What to produce → Copy out each entry precisely; no image belongs in the result.

Data under study →
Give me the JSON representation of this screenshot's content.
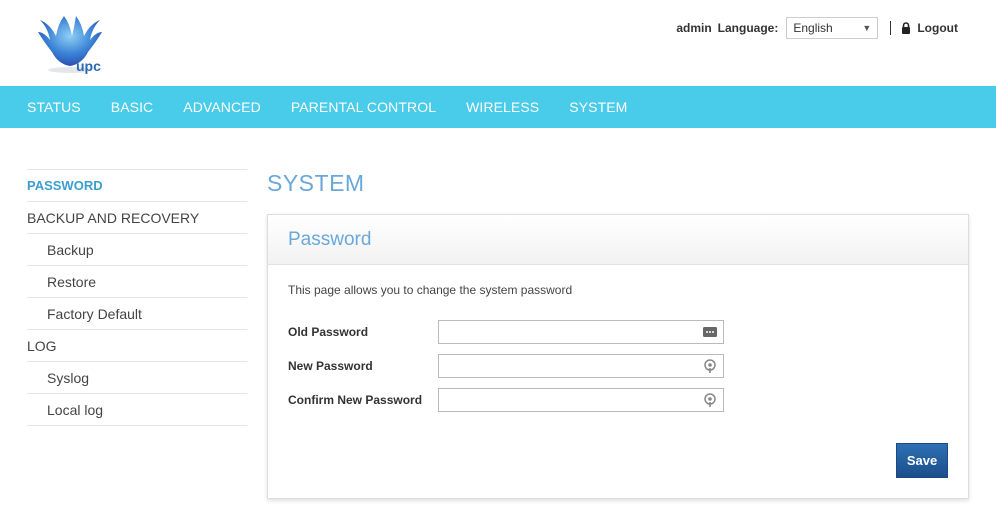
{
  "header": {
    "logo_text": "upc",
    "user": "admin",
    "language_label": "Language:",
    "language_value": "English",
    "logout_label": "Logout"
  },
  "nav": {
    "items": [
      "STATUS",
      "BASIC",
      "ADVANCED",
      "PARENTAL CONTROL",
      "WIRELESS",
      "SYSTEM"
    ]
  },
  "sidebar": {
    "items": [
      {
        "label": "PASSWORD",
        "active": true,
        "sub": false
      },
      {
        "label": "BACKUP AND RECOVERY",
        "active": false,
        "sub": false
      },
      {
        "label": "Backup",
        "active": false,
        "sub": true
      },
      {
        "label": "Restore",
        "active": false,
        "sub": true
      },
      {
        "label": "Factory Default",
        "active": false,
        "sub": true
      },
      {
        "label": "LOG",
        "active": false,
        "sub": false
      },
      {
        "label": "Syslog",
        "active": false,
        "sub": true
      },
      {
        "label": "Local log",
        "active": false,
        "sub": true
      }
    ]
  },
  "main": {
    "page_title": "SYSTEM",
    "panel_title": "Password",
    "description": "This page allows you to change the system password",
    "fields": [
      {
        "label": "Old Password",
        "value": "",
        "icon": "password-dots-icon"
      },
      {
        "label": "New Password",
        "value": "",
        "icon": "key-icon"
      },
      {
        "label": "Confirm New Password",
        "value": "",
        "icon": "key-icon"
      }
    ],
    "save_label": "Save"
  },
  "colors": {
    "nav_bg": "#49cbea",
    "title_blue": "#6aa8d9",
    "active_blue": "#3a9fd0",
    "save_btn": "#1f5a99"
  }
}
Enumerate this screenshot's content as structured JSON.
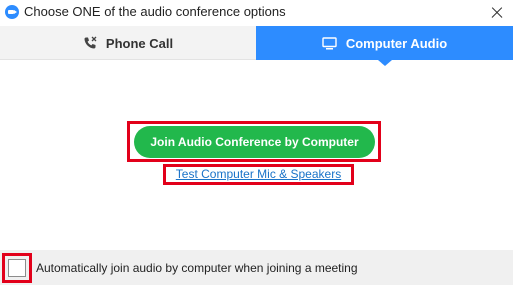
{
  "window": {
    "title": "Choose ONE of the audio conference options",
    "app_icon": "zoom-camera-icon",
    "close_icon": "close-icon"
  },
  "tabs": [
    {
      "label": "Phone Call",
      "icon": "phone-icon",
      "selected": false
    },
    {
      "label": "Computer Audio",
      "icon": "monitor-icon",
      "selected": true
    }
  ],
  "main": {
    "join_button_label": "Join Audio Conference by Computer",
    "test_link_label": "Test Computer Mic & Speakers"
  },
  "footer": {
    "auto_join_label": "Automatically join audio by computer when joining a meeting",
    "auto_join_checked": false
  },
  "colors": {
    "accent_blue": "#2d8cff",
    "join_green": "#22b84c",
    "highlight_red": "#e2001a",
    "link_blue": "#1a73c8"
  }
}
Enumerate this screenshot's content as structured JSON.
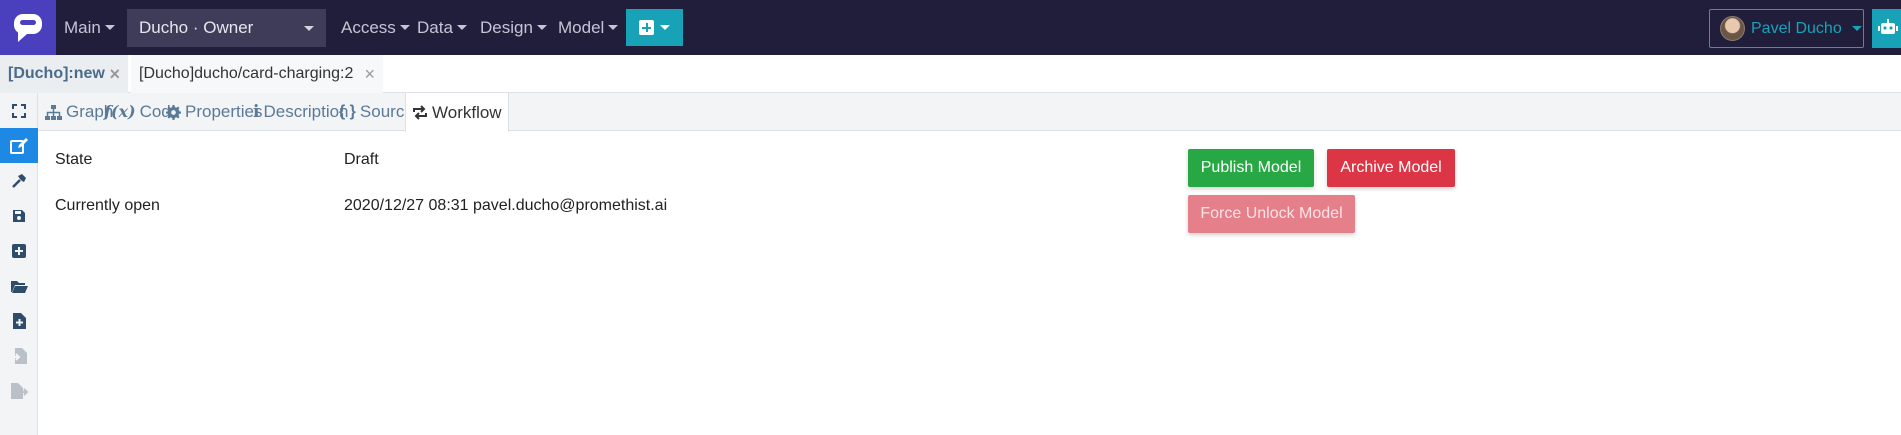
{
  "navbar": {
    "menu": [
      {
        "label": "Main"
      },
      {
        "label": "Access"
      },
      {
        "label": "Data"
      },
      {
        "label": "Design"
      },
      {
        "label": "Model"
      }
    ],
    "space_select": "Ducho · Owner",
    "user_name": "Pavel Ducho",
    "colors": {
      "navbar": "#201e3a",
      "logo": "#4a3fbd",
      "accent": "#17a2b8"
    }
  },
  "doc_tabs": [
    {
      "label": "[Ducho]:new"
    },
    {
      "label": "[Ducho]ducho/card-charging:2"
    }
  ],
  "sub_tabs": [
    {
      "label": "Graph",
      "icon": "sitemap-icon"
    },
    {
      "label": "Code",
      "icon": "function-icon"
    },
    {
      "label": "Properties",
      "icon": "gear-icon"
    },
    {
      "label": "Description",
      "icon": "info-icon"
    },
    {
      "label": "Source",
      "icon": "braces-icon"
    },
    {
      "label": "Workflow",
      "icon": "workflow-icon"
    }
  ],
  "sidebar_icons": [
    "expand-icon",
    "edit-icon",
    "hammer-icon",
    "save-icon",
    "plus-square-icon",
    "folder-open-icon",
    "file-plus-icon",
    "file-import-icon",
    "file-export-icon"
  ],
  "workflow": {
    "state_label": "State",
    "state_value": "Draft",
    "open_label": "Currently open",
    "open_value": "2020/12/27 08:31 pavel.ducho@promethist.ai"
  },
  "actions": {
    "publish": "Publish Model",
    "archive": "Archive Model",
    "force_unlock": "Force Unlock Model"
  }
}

Written reply →
Give me the JSON representation of this screenshot's content.
{
  "header": {
    "logo_text": "upc",
    "user": "admin",
    "language_label": "Language:",
    "language_value": "English",
    "logout_label": "Logout"
  },
  "nav": {
    "items": [
      "STATUS",
      "BASIC",
      "ADVANCED",
      "PARENTAL CONTROL",
      "WIRELESS",
      "SYSTEM"
    ]
  },
  "sidebar": {
    "items": [
      {
        "label": "PASSWORD",
        "active": true,
        "sub": false
      },
      {
        "label": "BACKUP AND RECOVERY",
        "active": false,
        "sub": false
      },
      {
        "label": "Backup",
        "active": false,
        "sub": true
      },
      {
        "label": "Restore",
        "active": false,
        "sub": true
      },
      {
        "label": "Factory Default",
        "active": false,
        "sub": true
      },
      {
        "label": "LOG",
        "active": false,
        "sub": false
      },
      {
        "label": "Syslog",
        "active": false,
        "sub": true
      },
      {
        "label": "Local log",
        "active": false,
        "sub": true
      }
    ]
  },
  "main": {
    "page_title": "SYSTEM",
    "panel_title": "Password",
    "description": "This page allows you to change the system password",
    "fields": [
      {
        "label": "Old Password",
        "value": "",
        "icon": "password-dots-icon"
      },
      {
        "label": "New Password",
        "value": "",
        "icon": "key-icon"
      },
      {
        "label": "Confirm New Password",
        "value": "",
        "icon": "key-icon"
      }
    ],
    "save_label": "Save"
  },
  "colors": {
    "nav_bg": "#49cbea",
    "title_blue": "#6aa8d9",
    "active_blue": "#3a9fd0",
    "save_btn": "#1f5a99"
  }
}
Enumerate this screenshot's content as structured JSON.
{
  "window": {
    "title": "Choose ONE of the audio conference options",
    "app_icon": "zoom-camera-icon",
    "close_icon": "close-icon"
  },
  "tabs": [
    {
      "label": "Phone Call",
      "icon": "phone-icon",
      "selected": false
    },
    {
      "label": "Computer Audio",
      "icon": "monitor-icon",
      "selected": true
    }
  ],
  "main": {
    "join_button_label": "Join Audio Conference by Computer",
    "test_link_label": "Test Computer Mic & Speakers"
  },
  "footer": {
    "auto_join_label": "Automatically join audio by computer when joining a meeting",
    "auto_join_checked": false
  },
  "colors": {
    "accent_blue": "#2d8cff",
    "join_green": "#22b84c",
    "highlight_red": "#e2001a",
    "link_blue": "#1a73c8"
  }
}
Enumerate this screenshot's content as structured JSON.
{
  "navbar": {
    "menu": [
      {
        "label": "Main"
      },
      {
        "label": "Access"
      },
      {
        "label": "Data"
      },
      {
        "label": "Design"
      },
      {
        "label": "Model"
      }
    ],
    "space_select": "Ducho · Owner",
    "user_name": "Pavel Ducho",
    "colors": {
      "navbar": "#201e3a",
      "logo": "#4a3fbd",
      "accent": "#17a2b8"
    }
  },
  "doc_tabs": [
    {
      "label": "[Ducho]:new"
    },
    {
      "label": "[Ducho]ducho/card-charging:2"
    }
  ],
  "sub_tabs": [
    {
      "label": "Graph",
      "icon": "sitemap-icon"
    },
    {
      "label": "Code",
      "icon": "function-icon"
    },
    {
      "label": "Properties",
      "icon": "gear-icon"
    },
    {
      "label": "Description",
      "icon": "info-icon"
    },
    {
      "label": "Source",
      "icon": "braces-icon"
    },
    {
      "label": "Workflow",
      "icon": "workflow-icon"
    }
  ],
  "sidebar_icons": [
    "expand-icon",
    "edit-icon",
    "hammer-icon",
    "save-icon",
    "plus-square-icon",
    "folder-open-icon",
    "file-plus-icon",
    "file-import-icon",
    "file-export-icon"
  ],
  "workflow": {
    "state_label": "State",
    "state_value": "Draft",
    "open_label": "Currently open",
    "open_value": "2020/12/27 08:31 pavel.ducho@promethist.ai"
  },
  "actions": {
    "publish": "Publish Model",
    "archive": "Archive Model",
    "force_unlock": "Force Unlock Model"
  }
}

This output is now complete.